By Kaitlyn Schaeffer

Once upon a time, children could be conceived in only one way. But advances in medical technology have resulted in a number of ways for children to be born; one such method is via surrogacy. Surrogacy has provided a way for single parents or couples who are for some reason unable to conceive to have children. In cases where a surrogate bears a child for others, she is expected to surrender the child and all corresponding legal rights to the parents. In nearly every case, this understanding is memorialized in a contract.

Our common law system has treated surrogacy in a non-uniform way. In the United States, every state has the power to create its own laws regarding surrogacy. The result is a fractured, complex “jigsaw puzzle” of state laws that often conflict with each other.

Here are a few examples:

The New Jersey Supreme Court was faced with a complex surrogacy question in 1990. Parents William and Elizabeth hired Mary Beth as a surrogate in a traditional surrogacy arrangement (where the surrogate’s egg was inseminated by William’s sperm, and then she carried the child to term). After Mary Beth gave birth, she refused to turn over the baby, and the parents brought suit. The Court held the contract void on grounds of public policy, and found that Mary Beth was the child’s legal mother because she was the baby’s biological mother; however, the Court nonetheless awarded custody of the child to William and Elizabeth because it believed that they would offer the most stable environment for the child, and granted Mary Beth visitation rights. Many states followed New Jersey’s lead and disallowed traditional surrogacy.

In 1993, the California Supreme Court upheld that a contract between surrogate Anna and parents Mark and Cripsinia. In this case, Crispina’s egg was fertilized by Mark’s sperm, and the embryo was implanted into Anna. The relationship between the parties soured, and Anna refused to turn over the child. The parents sued, and the court found that Mark and Crispina were the legal parents, and refused to grant visitation rights to Anna.

In Pennsylvania, an appellate court found that the surrogacy contract made Sherri the legal parent of the child that was conceived using her eggs. In this case, Sherri and her then husband Lamar hired a surrogate to gestate an embryo using Sherri’s eggs and donor sperm. Sherri and Lamar decided to split up prior to the child’s birth. Lamar assumed physical custody once the child was born, but the court found that Sherri was the legal mother and thus owed child support to Lamar.

Some states don’t allow any surrogacy at all; they even criminalize it. Many states only allow gestational surrogacy (as opposed to traditional surrogacy). Only a few states allow commercial surrogacy.
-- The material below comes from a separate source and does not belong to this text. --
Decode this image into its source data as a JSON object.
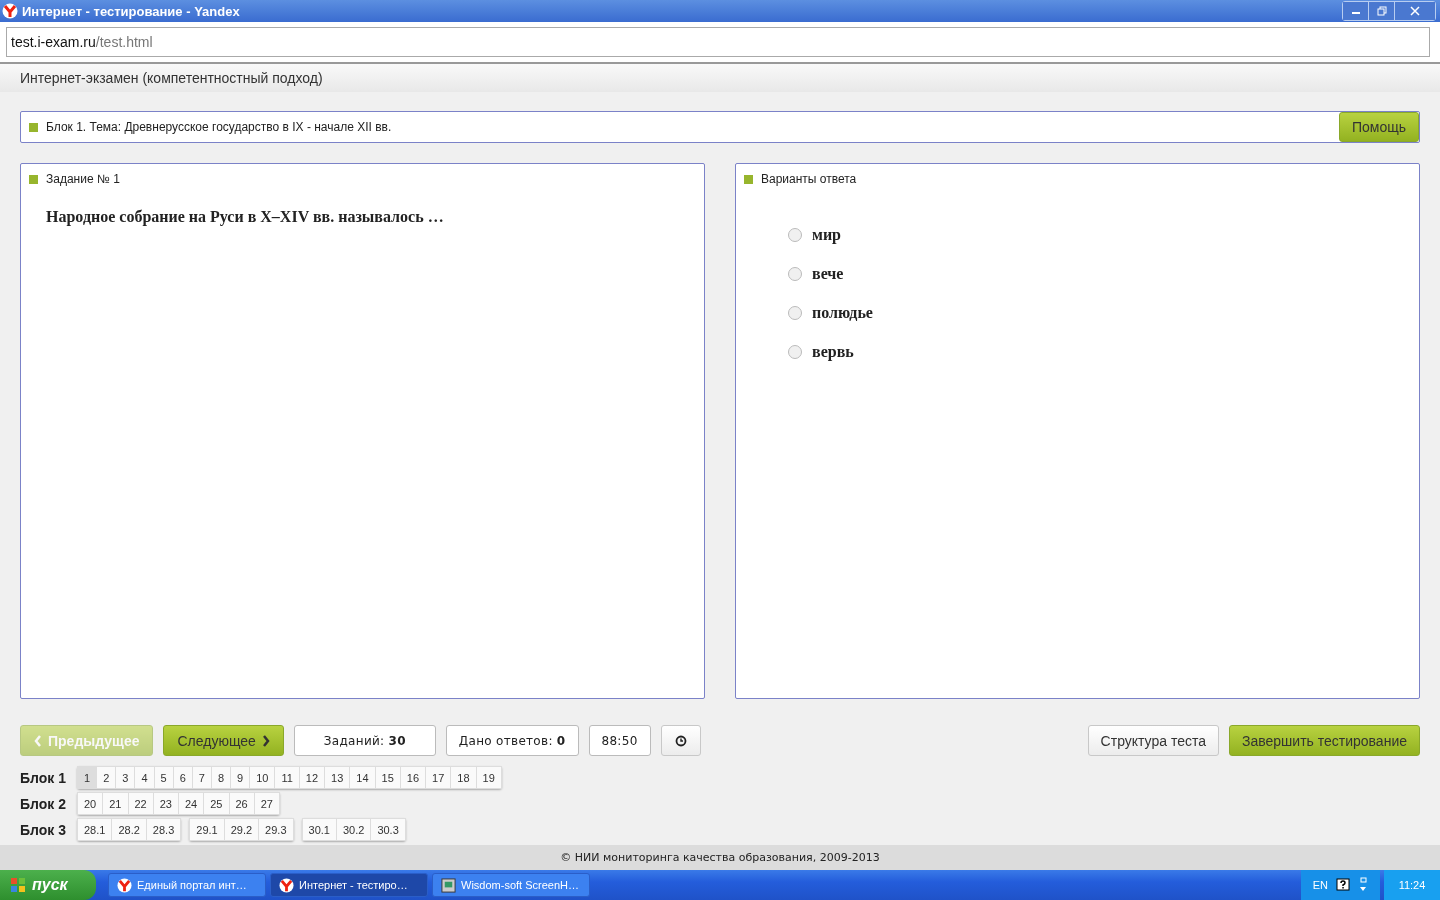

Some don’t allow surrogacy for same-sex couples or single parents. The takeaway on surrogacy laws in the US? “It’s a mess.”

Read the full article here.